US focuses on adaptation; only 1% of funding goes to projects with climate change as a principal goal 

In 2020, 53% of the US’ ODA for climate change went to climate change mitigation.  Meanwhile, 70% targeted adaptation. As is apparent from the relative size of these percentages, there is also significant overlap between the two markers. This is because a project can target both adaptation and mitigation. 23% of the US’ funding for actions against climate change was channeled toward projects tagged with both markers in 2020 (for more information on the markers, see box).  

The US spent just 1% (US$363 million) of its funding on projects with climate change mitigation or adaptation as a principal goal, which is much lower than the DAC average of 9%. The amount the US spends on projects with climate change mitigation or adaptation as a significant goal is higher, at US$534 million, or 2%, of total allocable bilateral ODA spending (DAC average: 14%).  
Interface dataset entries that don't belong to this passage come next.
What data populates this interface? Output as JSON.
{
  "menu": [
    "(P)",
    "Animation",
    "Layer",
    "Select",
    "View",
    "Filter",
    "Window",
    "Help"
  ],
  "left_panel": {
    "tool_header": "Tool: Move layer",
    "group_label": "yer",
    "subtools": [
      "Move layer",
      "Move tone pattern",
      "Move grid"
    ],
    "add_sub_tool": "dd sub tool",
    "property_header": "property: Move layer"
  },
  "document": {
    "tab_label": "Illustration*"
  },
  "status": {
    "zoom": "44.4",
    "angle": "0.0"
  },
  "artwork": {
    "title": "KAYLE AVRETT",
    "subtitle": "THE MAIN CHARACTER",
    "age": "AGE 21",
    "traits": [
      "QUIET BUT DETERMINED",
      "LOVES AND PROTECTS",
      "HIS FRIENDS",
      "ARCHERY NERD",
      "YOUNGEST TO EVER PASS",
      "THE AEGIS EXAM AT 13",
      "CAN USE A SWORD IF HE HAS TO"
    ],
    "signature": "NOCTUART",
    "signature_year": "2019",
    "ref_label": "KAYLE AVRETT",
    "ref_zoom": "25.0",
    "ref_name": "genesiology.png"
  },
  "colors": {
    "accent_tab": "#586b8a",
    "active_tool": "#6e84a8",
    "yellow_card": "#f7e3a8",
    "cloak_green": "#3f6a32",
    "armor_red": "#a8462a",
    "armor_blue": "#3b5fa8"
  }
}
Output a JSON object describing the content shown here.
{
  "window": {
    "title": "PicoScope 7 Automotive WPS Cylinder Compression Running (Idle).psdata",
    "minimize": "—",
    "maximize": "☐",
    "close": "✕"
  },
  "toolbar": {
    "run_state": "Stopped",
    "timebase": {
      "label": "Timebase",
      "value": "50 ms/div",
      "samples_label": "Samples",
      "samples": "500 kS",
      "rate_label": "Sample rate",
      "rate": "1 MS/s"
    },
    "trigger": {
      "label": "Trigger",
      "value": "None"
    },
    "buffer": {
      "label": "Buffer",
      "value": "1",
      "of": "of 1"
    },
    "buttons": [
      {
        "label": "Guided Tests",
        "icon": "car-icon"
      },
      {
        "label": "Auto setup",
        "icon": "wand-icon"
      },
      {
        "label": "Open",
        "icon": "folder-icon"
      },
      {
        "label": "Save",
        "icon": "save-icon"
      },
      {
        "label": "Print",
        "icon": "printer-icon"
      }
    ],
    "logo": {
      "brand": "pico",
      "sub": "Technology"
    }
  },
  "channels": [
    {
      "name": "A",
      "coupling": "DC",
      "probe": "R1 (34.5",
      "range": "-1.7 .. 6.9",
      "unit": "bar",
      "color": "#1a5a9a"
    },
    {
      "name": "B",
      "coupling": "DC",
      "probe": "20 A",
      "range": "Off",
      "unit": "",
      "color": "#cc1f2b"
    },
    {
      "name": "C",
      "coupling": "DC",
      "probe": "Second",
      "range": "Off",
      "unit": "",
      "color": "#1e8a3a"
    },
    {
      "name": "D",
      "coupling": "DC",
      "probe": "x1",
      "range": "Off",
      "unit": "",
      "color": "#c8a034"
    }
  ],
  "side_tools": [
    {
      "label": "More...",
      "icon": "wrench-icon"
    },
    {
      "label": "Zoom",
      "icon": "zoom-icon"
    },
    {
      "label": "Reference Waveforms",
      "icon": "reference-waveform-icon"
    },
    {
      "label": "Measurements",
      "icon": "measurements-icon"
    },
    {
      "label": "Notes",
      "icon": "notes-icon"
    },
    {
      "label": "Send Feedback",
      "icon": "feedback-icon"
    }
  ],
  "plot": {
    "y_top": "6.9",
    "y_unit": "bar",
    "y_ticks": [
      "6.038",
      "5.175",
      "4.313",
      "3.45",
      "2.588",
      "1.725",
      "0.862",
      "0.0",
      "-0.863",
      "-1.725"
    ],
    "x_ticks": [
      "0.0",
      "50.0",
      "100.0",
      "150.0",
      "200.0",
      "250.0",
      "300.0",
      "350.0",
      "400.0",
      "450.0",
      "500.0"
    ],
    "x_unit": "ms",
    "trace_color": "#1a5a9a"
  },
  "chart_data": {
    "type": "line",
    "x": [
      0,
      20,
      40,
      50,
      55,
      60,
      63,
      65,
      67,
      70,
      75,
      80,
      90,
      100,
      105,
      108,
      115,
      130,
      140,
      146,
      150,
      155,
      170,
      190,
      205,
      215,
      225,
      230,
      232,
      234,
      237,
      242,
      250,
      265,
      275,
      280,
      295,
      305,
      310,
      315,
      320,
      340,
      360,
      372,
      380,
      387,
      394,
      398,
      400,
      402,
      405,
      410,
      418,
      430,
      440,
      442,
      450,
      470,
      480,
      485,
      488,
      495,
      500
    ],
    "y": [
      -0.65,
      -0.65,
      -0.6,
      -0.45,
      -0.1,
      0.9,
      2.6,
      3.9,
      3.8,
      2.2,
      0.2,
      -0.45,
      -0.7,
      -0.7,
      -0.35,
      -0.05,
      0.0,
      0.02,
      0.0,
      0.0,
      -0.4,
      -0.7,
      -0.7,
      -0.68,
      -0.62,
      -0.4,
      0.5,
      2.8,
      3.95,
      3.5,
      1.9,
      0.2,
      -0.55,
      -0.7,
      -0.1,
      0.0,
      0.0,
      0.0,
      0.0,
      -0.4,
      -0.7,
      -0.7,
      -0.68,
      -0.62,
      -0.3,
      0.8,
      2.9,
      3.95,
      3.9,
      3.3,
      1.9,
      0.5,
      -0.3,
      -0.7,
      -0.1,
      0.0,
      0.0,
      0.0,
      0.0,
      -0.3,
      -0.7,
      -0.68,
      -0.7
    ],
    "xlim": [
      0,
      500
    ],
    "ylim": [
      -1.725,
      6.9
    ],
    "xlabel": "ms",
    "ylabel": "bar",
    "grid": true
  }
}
In line with overall US development priorities, the greatest share of US ODA for climate change goals in 2020 went to ‘environmental protection’ (US$232 million, or 26%) and ‘agriculture’ (US$221 million, or 25%). A far lower share goes to ‘food and commodity assistance’ (US$107 million, or 12%) and ‘health’ (US$69 million, or 8%). Despite the declined allocations under the Trump Administration, the  Biden Administration’s climate plans signal a major shift in priorities for the US across all government departments and agencies. 

After steep cuts during the Trump era, Biden has proposed a major revitalization of multilateral climate finance 

The US is a supporter of multilateral organizations working to fight climate change, but not all contributions are ODA-eligible. Biden’s FY2023 budget request signals a shift toward reversing a deemphasis on climate policy under the Trump Administration, with a total of US$5.3 billion in funding requested for international climate programs. 

  • GEF Trust Fund: Biden’s FY2023 budget proposal would allocate US$150 million to support a first installment to the GEF’s eighth replenishment, covering 2022-2026; 
  • Green Climate Fund (GCF): Biden has budgeted US$1.6 billion for the GCF, which Congress did not fund in FY2022; 
  • United Nations Environment Programme (UNEP): In 2021, the US contributed US$7 million to the UNEP; and  
  • Climate Investment Funds (CIF): The US is the largest donor to the CIF since its inception in 2008, contributing US$2.0 billion of total US$10.3 billion donor contributions as of 2020. 

The State Department manages climate-change related programs while USAID leads on implementation  

The State Department manages or co-manages bilateral development programs and funding to international organizations, including those related to climate change mitigation or adaptation. Meanwhile, USAID leads implementation (see ‘Main Actors’). USAID has two policies – one related to action on global climate change mitigation and adaption and another to environmental protection – which provide benchmarks for achieving climate-related goals and guide programming on climate change objectives.  

The Biden Administration has adopted a ‘whole-of-government approach’ to climate both from a domestic and global perspective and has announced several specific initiatives to help low-income countries meet climate challenges. The Department of State and USAID will work with partner countries to help plan and meet their strategies for zero emissions and climate-resilient futures. Biden has also added a Special Envoy on Climate at a cabinet-level rank for the first time in history. 

Unless otherwise indicated, all data in this section is based on commitment. For more information, see our Donor Tracker Codebook.